Tuesday, August 11, 2009

There Be Whales Here!

With the arrival of August, we have seen the departure of many breeding seabirds. Most Cassin’s Auklets chicks have fledged, Common Murres are no longer present, and Western Gull fledglings are beginning to take flight. The fog has lifted most days, giving us excellent visibility for whale watching. While there has been a great reduction in forage fish populations like anchovy in the Gulf of the Farallones this year, krill is abundant. This food supply has likely led to recent increases in the numbers of Humpback and Blue Whales present near the island.

Humpback Whales near Middle Farallon

When feeding conditions are good, both of these species are drawn to the Gulf in the late summer and fall from their breeding areas further south along the coast of Mexico and Central America. Humpback whales are the acrobats, leaping out of the water and slapping the surface with their immense pectoral fins. You can often see massive splashes from the breaching miles away, even without binoculars.

Humpback Whale diving behind Saddle Rock

Blue whales are the largest animals to have ever lived, and while the North Pacific Blues are not as large as their Antarctic relatives, they are still an impressive sight up close. With a blow like a fire hydrant and a 70+ ft body, there is no mistaking a blue.


Blue Whale in Fisherman's Bay

While blues and humpbacks have arrived relatively recently, we have seen resident gray whales at the island almost every day this spring and summer. As we have observed for the past several decades, 2-3 Gray Whales feed at the island throughout the spring and summer months. This is unusual behavior, as most grays migrate from breeding areas in Mexico to feeding areas in the Bering Sea each year. It appears that a small number of whales decide not to make the full migration, and spend their summers part way along the route.
Gray Whale off East Landing

In addition to whales, there are many species of dolphins which are present as well. Recently we have seen Risso’s Dolphins (heavily scarred by squid and each other), Pacific White Sided Dolphins (high flyers), Northern Right Whale Dolphins (look ma, no dorsal fin…), and Dall’s Porpoise (kicking up a rooster tail with their rapid swimming).
Risso's Dolphins off Southeast Farallon

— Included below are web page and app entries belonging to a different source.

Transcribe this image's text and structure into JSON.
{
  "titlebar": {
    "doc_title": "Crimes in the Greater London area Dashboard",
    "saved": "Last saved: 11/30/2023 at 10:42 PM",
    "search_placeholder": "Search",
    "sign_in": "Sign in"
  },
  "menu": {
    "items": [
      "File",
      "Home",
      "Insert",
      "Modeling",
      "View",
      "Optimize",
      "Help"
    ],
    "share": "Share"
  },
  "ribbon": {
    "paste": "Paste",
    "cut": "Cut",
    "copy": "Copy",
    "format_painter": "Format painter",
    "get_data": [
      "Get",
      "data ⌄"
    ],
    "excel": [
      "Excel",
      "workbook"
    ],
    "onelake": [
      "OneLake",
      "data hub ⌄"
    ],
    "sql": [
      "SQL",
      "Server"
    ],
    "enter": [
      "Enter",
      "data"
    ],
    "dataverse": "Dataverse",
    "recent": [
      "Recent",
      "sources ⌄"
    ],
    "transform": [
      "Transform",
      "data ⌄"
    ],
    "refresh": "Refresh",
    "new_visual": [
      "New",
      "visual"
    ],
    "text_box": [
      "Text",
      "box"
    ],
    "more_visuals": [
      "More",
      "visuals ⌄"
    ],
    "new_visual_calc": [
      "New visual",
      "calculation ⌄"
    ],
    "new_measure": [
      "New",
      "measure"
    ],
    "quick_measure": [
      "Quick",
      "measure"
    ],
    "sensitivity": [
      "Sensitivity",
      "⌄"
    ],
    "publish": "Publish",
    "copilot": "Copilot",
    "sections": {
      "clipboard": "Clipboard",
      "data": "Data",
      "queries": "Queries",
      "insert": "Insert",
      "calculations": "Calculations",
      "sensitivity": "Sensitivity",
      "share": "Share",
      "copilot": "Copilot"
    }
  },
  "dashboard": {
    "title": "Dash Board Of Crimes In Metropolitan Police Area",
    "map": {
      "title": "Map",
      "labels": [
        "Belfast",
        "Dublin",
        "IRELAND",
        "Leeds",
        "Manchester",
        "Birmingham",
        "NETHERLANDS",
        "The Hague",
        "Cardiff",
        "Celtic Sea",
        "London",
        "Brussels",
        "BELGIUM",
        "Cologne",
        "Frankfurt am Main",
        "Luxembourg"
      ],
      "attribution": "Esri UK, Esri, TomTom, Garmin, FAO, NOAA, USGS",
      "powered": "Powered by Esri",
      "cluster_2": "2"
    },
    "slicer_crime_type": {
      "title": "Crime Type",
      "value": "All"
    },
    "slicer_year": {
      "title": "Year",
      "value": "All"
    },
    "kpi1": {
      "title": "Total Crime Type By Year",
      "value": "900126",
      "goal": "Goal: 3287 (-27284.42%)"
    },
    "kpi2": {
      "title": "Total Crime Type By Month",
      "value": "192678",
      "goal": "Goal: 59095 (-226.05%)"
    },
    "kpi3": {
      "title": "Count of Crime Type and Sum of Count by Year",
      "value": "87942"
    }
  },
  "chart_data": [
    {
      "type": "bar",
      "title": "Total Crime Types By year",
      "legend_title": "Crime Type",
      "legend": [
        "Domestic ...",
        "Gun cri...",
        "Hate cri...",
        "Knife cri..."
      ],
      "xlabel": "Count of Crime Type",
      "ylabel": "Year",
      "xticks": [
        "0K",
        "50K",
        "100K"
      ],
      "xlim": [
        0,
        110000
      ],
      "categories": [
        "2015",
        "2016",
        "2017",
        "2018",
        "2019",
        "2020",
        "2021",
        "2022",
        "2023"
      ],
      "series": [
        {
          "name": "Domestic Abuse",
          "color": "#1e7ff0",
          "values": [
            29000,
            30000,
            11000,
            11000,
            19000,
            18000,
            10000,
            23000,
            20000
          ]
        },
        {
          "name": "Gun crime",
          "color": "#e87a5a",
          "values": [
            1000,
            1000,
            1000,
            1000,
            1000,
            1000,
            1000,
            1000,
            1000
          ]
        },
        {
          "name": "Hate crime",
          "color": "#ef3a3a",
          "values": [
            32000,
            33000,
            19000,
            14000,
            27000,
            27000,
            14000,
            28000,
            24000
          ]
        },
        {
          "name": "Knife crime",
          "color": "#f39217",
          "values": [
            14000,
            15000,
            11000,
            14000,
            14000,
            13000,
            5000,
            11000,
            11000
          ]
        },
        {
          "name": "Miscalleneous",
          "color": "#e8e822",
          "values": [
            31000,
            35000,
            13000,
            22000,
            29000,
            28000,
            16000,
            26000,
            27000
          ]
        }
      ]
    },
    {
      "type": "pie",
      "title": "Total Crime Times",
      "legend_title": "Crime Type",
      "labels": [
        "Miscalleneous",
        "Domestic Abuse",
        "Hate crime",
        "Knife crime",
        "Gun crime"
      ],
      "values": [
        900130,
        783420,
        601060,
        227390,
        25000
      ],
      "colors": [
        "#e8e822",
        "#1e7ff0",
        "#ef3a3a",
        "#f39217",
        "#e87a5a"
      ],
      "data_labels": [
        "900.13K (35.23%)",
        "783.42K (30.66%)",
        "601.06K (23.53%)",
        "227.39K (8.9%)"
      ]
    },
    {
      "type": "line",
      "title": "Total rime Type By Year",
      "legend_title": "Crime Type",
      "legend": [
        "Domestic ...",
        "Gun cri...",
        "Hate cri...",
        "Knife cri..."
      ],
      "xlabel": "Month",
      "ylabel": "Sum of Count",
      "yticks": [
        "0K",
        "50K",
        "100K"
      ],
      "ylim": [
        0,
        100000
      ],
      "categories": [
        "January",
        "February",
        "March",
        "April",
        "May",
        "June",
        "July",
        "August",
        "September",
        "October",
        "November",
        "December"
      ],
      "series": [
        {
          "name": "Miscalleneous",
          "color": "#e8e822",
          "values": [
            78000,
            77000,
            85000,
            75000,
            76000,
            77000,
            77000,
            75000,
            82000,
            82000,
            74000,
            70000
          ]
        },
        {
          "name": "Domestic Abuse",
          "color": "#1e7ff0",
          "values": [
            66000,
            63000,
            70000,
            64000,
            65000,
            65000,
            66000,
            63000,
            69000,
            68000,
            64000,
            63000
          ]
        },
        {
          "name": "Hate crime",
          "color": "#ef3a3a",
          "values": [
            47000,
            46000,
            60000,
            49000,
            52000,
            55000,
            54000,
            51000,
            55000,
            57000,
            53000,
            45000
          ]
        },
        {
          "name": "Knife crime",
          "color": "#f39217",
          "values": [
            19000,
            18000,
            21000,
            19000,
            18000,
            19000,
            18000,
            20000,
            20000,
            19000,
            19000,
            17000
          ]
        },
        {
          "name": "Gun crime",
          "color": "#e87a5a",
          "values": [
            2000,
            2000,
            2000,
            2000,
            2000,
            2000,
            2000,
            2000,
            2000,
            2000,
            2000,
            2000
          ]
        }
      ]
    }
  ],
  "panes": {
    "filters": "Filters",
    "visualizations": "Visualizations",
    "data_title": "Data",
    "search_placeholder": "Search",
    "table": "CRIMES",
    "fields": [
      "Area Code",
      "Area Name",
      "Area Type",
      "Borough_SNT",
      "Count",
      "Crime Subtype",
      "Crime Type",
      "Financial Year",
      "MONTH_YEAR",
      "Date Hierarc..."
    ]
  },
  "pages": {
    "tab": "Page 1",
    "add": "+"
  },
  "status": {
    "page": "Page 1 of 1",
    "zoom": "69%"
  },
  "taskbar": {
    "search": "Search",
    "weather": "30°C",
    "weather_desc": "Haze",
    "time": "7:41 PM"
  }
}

Throughout PRBO’s 40 year history on the Farallones, we have documented sightings of cetaceans (whales and dolphins) as part of our long term studies on this marine ecosystem. These data have shown the recovery of several species – including Gray, Humpback, and Blue whales. We will continue to chronicle these visitors to the island, and never lose that rush of excitement upon seeing these incredible creatures.